The chart below shows that background checks have similar support from all parties, with slightly less support for a federal flag law and Republicans having a very different view than Democrats and independents on banning AR-15s.
While the vast majority of Americans believe we can prevent mass shootings if it really was possible, Republicans are less likely to agree.
When we asked Americans why there are so many mass shootings here, the most common answer was that they believe the U.S. has more guns than other countries. Again, there are partisan divisions. Only about 25% of Republicans cite guns as the reason. The top reason for more Americans with mental health problems in the U.S., is the influence of violent movies or video games.
Democrats view gun-related policies, like more background checks or banning semi-automatic guns, as policies that "a lot" would help to prevent mass shootings. Republicans believe that better mental health care, more armed security and more religion would make people's lives more peaceful.

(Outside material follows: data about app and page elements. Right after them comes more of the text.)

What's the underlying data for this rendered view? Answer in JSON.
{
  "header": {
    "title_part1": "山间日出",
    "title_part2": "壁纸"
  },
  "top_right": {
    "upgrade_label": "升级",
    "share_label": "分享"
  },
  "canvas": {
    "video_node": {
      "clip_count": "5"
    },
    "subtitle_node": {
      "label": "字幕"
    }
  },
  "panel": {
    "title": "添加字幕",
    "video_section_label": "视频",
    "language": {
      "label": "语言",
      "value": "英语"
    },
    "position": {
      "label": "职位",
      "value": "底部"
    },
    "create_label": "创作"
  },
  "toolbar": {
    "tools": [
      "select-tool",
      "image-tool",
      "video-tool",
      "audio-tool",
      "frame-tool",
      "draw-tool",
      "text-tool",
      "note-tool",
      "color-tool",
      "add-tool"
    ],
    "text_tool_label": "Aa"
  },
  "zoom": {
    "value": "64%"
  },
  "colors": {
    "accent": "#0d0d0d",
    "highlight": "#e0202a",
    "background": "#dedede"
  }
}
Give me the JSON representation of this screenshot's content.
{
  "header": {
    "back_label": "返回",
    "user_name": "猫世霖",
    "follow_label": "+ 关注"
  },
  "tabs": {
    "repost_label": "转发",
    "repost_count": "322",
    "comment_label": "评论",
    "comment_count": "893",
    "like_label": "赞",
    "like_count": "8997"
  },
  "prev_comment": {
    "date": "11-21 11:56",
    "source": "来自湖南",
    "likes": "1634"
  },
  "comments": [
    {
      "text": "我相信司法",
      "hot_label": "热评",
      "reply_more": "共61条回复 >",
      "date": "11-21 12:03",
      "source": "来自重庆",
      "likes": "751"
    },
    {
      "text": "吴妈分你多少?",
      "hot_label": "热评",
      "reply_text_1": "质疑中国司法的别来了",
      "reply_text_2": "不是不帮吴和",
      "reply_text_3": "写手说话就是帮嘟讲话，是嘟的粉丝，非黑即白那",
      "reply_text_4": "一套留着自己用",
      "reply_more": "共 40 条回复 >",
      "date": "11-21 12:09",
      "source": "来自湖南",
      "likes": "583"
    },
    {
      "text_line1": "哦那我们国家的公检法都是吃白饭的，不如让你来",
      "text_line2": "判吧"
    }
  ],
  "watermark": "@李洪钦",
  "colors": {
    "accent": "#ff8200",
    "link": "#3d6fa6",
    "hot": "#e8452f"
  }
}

What amount of gun ownership is considered safer for America? That, too, breaks along partisan lines.
Seventy-two per cent of Democrats believe the U.S. would have a safer environment if there were fewer guns or no guns. Nearly half of Republicans (46%) believe the U.S. would have a safer environment if there were more guns.
One idea under discussion is to raise the minimum age for semi-automatic weapons. The majority of Americans believe that the minimum age for purchasing semi-automatic weapons like an AR-15 should not be below 21. This includes most Republicans.
Some people are now more supportive of stricter gun laws. This is a pattern that CBS News has seen before. Support for stricter gun laws has risen after mass shootings, but then has fallen over time.
Overall, 76% of Americans believe things are going bad. This number has risen and is now equal to its highs in the first months of the 2020 pandemic.
The CBS News/YouGov survey included a nationally representative sample consisting of 2,021 U.S. adults interviewed from June 1-3, 2022. Based on the U.S. Census American Community Survey (current population survey) and 2020 presidential vote, the sample was weighted according gender, race, education, and age. The margin of error is +-2.6%.